── Data records
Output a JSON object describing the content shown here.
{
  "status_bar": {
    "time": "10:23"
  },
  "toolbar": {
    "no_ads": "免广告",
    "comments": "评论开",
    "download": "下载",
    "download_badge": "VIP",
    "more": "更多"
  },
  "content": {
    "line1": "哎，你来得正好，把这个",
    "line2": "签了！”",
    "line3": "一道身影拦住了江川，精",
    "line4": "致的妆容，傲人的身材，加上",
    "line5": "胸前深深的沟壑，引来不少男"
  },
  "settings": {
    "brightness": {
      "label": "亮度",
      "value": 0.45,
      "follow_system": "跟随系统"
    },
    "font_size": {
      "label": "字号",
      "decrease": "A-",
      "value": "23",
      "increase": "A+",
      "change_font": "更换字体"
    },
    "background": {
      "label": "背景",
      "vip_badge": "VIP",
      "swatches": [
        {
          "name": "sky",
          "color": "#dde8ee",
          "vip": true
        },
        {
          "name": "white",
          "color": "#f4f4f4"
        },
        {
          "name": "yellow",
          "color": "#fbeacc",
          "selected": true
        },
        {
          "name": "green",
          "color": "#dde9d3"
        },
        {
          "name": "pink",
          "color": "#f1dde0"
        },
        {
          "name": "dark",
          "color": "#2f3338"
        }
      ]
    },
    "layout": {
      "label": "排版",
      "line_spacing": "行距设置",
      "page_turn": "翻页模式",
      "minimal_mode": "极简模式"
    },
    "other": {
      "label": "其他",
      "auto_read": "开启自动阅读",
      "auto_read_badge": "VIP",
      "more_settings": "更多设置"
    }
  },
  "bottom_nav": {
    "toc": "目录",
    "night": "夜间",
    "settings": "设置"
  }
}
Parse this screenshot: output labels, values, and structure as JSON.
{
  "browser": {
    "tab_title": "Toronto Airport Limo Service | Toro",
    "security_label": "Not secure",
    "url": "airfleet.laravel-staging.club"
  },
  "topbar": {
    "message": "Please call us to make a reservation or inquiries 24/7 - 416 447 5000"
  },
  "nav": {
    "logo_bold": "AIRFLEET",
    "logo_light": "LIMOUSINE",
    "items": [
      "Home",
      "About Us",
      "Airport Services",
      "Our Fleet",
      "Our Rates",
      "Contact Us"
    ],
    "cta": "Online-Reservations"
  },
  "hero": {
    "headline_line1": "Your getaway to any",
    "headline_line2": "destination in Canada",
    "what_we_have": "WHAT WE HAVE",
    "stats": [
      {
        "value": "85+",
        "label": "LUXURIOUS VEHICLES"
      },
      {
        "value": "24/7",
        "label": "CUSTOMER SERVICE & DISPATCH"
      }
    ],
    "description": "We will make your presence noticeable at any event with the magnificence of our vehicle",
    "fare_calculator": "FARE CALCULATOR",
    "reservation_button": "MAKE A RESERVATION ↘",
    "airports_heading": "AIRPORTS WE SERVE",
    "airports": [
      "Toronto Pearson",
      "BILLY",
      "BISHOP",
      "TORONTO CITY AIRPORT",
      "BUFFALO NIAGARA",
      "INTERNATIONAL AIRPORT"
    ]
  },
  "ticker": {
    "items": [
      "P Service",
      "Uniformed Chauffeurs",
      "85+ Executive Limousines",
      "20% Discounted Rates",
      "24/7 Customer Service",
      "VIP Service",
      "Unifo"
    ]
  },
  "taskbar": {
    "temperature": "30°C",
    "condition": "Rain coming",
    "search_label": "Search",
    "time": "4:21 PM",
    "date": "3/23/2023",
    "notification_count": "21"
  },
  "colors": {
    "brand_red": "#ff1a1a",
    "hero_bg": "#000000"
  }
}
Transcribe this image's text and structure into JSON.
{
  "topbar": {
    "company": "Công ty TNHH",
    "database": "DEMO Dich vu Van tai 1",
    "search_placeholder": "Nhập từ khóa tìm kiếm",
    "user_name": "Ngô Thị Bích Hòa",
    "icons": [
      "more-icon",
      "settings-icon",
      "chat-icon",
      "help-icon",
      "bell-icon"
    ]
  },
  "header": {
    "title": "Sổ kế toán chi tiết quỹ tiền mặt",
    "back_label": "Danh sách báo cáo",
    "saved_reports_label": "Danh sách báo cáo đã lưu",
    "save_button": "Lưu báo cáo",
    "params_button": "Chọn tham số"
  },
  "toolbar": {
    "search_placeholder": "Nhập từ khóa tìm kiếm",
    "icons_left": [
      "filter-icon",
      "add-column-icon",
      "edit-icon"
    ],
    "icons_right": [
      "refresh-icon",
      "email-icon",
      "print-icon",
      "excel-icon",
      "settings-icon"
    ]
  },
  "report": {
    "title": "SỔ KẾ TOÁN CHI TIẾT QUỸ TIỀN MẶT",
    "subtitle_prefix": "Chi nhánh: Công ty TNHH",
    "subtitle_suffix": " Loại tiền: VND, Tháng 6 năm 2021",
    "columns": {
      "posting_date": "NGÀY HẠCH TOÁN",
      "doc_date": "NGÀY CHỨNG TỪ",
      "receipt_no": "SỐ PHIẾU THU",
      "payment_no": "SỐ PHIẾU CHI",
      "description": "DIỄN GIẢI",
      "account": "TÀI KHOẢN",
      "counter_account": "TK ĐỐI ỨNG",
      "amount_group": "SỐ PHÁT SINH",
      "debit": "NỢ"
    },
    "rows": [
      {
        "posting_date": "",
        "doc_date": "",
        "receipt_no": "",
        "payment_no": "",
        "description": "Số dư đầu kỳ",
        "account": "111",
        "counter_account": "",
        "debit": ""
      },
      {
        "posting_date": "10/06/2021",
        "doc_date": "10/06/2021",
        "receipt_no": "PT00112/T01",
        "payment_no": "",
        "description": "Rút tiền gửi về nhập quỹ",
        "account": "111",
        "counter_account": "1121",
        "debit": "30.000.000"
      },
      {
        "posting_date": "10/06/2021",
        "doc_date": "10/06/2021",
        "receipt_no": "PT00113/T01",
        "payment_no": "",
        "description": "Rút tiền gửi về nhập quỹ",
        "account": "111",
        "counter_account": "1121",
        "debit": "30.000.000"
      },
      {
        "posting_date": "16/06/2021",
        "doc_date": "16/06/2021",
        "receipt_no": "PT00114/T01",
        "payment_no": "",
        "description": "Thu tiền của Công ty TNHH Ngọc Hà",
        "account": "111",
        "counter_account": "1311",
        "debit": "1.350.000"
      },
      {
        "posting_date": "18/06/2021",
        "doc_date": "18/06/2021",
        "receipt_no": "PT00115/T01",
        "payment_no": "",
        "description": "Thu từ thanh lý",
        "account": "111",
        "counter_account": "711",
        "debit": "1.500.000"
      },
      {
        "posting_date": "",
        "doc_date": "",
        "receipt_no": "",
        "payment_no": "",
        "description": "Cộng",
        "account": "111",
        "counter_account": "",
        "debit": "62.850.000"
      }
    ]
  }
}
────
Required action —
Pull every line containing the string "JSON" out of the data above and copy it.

Response area —
Output a JSON object describing the content shown here.
Parse this screenshot: output labels, values, and structure as JSON.
Transcribe this image's text and structure into JSON.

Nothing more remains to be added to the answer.